“The resulting descent and acceleration were conducive for the pilot to experience a somatogravic illusion in which he would incorrectly perceive that the helicopter was climbing when it was descending.
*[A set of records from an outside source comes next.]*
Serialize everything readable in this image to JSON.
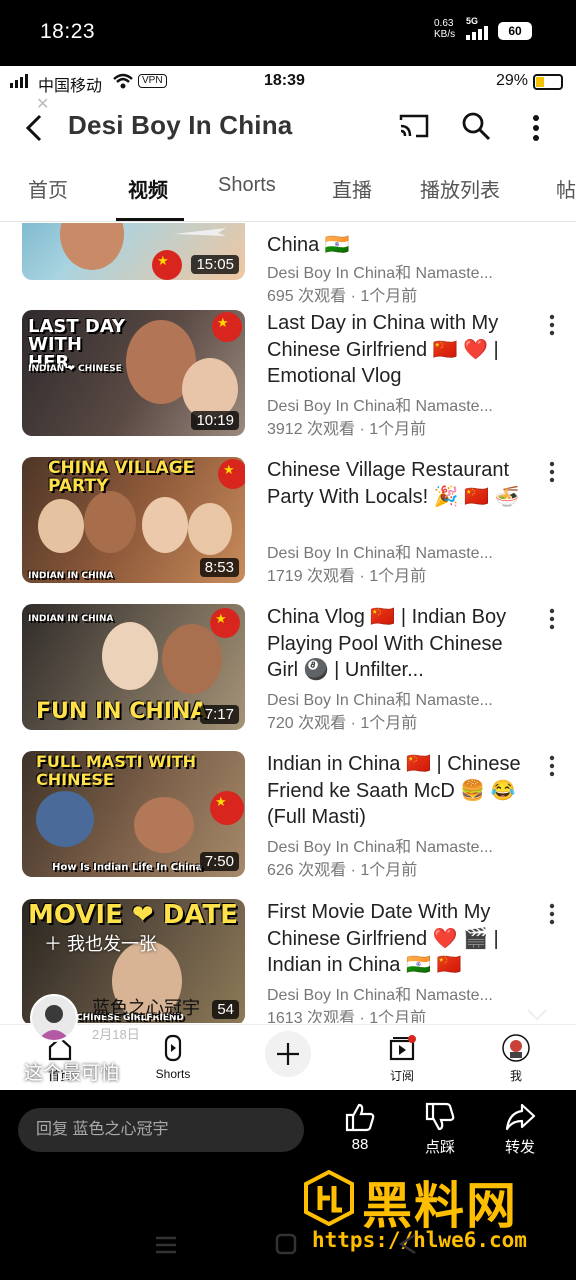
{
  "outer_status": {
    "time": "18:23",
    "net_speed": "0.63",
    "net_unit": "KB/s",
    "network": "5G",
    "battery": "60"
  },
  "inner_status": {
    "carrier": "中国移动",
    "vpn": "VPN",
    "time": "18:39",
    "battery_pct": "29%"
  },
  "header": {
    "channel_title": "Desi Boy In China",
    "icons": [
      "back-arrow-icon",
      "cast-icon",
      "search-icon",
      "more-vert-icon"
    ]
  },
  "tabs": [
    {
      "label": "首页",
      "active": false
    },
    {
      "label": "视频",
      "active": true
    },
    {
      "label": "Shorts",
      "active": false
    },
    {
      "label": "直播",
      "active": false
    },
    {
      "label": "播放列表",
      "active": false
    },
    {
      "label": "帖",
      "active": false
    }
  ],
  "videos": [
    {
      "title": "China 🇮🇳",
      "channel": "Desi Boy In China和 Namaste...",
      "stats": "695 次观看 · 1个月前",
      "duration": "15:05",
      "thumb_text": "",
      "thumb_colors": [
        "#6db3c9",
        "#f2c9a6"
      ]
    },
    {
      "title": "Last Day in China with My Chinese Girlfriend 🇨🇳 ❤️ | Emotional Vlog",
      "channel": "Desi Boy In China和 Namaste...",
      "stats": "3912 次观看 · 1个月前",
      "duration": "10:19",
      "thumb_text": "LAST DAY WITH HER",
      "thumb_sub": "INDIAN ❤ CHINESE",
      "thumb_colors": [
        "#3a3030",
        "#8a7a70"
      ]
    },
    {
      "title": "Chinese Village Restaurant Party With Locals! 🎉 🇨🇳 🍜",
      "channel": "Desi Boy In China和 Namaste...",
      "stats": "1719 次观看 · 1个月前",
      "duration": "8:53",
      "thumb_text": "CHINA VILLAGE PARTY",
      "thumb_sub": "INDIAN IN CHINA",
      "thumb_colors": [
        "#5a3a2a",
        "#c07b4a"
      ]
    },
    {
      "title": "China Vlog 🇨🇳 | Indian Boy Playing Pool With Chinese Girl 🎱 | Unfilter...",
      "channel": "Desi Boy In China和 Namaste...",
      "stats": "720 次观看 · 1个月前",
      "duration": "7:17",
      "thumb_text": "FUN IN CHINA",
      "thumb_sub": "INDIAN IN CHINA",
      "thumb_colors": [
        "#3d3a36",
        "#9a8a72"
      ]
    },
    {
      "title": "Indian in China 🇨🇳 | Chinese Friend ke Saath McD 🍔 😂 (Full Masti)",
      "channel": "Desi Boy In China和 Namaste...",
      "stats": "626 次观看 · 1个月前",
      "duration": "7:50",
      "thumb_text": "FULL MASTI WITH CHINESE",
      "thumb_sub": "How Is Indian Life In China",
      "thumb_colors": [
        "#4a3a30",
        "#8a6a52"
      ]
    },
    {
      "title": "First Movie Date With My Chinese Girlfriend ❤️ 🎬 | Indian in China 🇮🇳 🇨🇳",
      "channel": "Desi Boy In China和 Namaste...",
      "stats": "1613 次观看 · 1个月前",
      "duration": "54",
      "thumb_text": "MOVIE ❤ DATE",
      "thumb_sub": "CHINESE GIRLFRIEND",
      "thumb_colors": [
        "#2a2a2a",
        "#6a5a40"
      ]
    }
  ],
  "bottom_nav": [
    {
      "label": "首页",
      "icon": "home-icon"
    },
    {
      "label": "Shorts",
      "icon": "shorts-icon"
    },
    {
      "label": "",
      "icon": "create-plus-icon"
    },
    {
      "label": "订阅",
      "icon": "subscriptions-icon"
    },
    {
      "label": "我",
      "icon": "profile-avatar-icon"
    }
  ],
  "overlay": {
    "add_text": "＋ 我也发一张",
    "username": "蓝色之心冠宇",
    "date": "2月18日",
    "caption": "这个最可怕"
  },
  "actions": {
    "reply_placeholder": "回复 蓝色之心冠宇",
    "like_count": "88",
    "dislike_label": "点踩",
    "share_label": "转发"
  },
  "watermark": {
    "brand": "黑料网",
    "url": "https://hlwe6.com"
  },
  "colors": {
    "accent_red": "#d8261e",
    "watermark_gold": "#ffbf00"
  }
}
The helicopter continued this steep descent the pilot was either not referencing the instruments or having difficulty interpreting or believing them due to the compelling vestibular illusions and he did not successfully recover the helicopter,” the NTSB official said during the meeting.
NTSB chairman Sumwalt also pointed out that the previous owner of the Sikorsky S-76B regularly operated it with two pilots, something that may have helped prevent the disastrouds crash.
“I think two pilots would increase the safety level,” said Sumwalt, a former US Airways pilot. “I flew with two pilots for a long time and in an airline environment, you get the redundancy that if one pilot is struggling, the other pilot would be able to sit back and say, ‘Wait a minute, you are banking 30 degrees to the left and starting a descent.”
As for whether the pilot felt pressure to fly from Kobe, in spite of the inclement weather, “There was no evidence that Island Express, the air charter broker or the client [Kobe Bryant] placed pressure on the pilot to accept the charter flight request or complete the flight and adverse weather,” said a NTSB official.